■ **YOUR OBJECTIVE**
Every line below that holds the word "trousers" counts once; please tally them and give only the total.

[Data records for software interfaces]
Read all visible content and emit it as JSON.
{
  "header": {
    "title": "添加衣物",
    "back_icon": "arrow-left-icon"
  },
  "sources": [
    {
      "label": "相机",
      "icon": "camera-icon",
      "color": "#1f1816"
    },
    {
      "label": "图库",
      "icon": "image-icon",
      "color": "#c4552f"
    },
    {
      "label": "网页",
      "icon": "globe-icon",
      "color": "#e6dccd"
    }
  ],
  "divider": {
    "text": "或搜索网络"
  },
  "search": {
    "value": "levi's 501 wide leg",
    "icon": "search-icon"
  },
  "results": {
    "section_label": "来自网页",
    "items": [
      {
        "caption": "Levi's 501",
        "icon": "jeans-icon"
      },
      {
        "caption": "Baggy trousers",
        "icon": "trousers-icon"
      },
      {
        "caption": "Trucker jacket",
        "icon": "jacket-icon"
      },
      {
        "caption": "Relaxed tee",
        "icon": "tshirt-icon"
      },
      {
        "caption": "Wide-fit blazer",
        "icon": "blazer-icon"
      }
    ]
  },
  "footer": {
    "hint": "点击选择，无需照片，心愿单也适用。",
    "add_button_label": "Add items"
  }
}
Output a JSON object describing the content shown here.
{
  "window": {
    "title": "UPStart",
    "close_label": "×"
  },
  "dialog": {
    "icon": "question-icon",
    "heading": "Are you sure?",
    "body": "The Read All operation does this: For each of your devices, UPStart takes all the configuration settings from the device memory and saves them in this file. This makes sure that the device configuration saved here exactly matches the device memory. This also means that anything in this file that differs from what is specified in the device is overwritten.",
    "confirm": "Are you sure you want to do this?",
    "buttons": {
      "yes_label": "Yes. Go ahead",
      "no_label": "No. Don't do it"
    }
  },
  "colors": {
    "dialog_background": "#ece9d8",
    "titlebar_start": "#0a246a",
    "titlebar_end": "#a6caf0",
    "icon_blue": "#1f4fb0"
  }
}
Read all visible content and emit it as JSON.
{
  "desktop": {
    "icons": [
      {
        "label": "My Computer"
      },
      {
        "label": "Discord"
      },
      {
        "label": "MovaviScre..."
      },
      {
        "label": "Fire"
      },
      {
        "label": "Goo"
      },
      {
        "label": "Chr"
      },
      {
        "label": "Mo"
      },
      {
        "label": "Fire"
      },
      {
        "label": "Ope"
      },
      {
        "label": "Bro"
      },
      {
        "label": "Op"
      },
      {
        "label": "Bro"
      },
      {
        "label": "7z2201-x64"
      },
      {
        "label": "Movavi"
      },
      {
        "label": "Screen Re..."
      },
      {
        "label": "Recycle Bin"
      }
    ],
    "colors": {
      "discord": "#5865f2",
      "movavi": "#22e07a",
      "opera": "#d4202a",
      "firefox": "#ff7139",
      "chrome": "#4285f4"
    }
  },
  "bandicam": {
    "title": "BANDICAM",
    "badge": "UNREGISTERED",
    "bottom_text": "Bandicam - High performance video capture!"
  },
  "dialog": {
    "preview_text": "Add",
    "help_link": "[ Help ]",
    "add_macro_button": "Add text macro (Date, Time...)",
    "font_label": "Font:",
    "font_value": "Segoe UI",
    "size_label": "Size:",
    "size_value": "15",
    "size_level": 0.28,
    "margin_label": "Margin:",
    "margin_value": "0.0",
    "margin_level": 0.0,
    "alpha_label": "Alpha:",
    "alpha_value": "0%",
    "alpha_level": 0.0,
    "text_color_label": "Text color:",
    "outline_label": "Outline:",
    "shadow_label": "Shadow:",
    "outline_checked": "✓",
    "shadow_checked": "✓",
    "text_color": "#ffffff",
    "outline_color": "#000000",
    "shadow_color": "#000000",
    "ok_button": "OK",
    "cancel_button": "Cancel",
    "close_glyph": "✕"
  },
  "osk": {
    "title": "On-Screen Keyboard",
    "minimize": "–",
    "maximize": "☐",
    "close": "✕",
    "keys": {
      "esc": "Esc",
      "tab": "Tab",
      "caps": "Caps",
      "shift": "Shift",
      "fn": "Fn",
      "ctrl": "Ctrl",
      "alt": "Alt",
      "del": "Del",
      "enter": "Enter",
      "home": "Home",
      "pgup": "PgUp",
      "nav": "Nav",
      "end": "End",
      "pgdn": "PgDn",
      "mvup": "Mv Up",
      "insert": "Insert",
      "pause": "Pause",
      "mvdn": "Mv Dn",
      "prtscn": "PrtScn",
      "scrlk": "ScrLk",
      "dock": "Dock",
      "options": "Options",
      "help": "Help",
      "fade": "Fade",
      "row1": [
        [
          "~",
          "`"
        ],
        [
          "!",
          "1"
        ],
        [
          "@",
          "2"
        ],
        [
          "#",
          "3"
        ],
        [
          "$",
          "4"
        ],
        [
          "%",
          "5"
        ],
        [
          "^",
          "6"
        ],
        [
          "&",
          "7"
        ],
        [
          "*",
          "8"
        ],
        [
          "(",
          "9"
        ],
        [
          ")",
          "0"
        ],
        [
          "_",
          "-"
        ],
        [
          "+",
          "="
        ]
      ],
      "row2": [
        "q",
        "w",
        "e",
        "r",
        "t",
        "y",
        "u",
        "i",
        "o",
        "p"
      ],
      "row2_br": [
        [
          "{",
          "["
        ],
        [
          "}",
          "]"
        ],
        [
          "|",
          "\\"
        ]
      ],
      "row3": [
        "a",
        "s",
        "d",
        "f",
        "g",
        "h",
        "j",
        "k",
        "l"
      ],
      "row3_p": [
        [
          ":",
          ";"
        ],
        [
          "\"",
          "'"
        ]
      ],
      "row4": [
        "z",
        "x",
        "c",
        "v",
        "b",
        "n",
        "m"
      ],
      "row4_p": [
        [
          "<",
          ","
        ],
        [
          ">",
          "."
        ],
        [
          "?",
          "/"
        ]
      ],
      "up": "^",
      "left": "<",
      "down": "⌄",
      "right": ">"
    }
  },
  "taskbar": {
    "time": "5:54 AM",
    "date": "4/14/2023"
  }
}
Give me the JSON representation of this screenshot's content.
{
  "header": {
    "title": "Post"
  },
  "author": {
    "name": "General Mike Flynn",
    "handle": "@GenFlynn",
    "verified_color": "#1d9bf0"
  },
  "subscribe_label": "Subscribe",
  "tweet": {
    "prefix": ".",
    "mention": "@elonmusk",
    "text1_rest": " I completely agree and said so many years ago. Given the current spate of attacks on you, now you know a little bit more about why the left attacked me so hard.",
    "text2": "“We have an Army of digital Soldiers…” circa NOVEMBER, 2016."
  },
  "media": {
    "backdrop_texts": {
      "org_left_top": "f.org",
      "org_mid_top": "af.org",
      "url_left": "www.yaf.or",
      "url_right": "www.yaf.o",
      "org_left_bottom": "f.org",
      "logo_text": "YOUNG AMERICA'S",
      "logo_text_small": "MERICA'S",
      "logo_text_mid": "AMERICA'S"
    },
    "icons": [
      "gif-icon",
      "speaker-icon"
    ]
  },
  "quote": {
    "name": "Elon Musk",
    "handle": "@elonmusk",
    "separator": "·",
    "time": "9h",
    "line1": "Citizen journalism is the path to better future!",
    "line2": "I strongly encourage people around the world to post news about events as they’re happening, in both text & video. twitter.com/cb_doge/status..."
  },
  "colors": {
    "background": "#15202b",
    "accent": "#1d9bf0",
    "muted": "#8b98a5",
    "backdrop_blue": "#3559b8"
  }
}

■ **EXERCISE RESPONSE**
2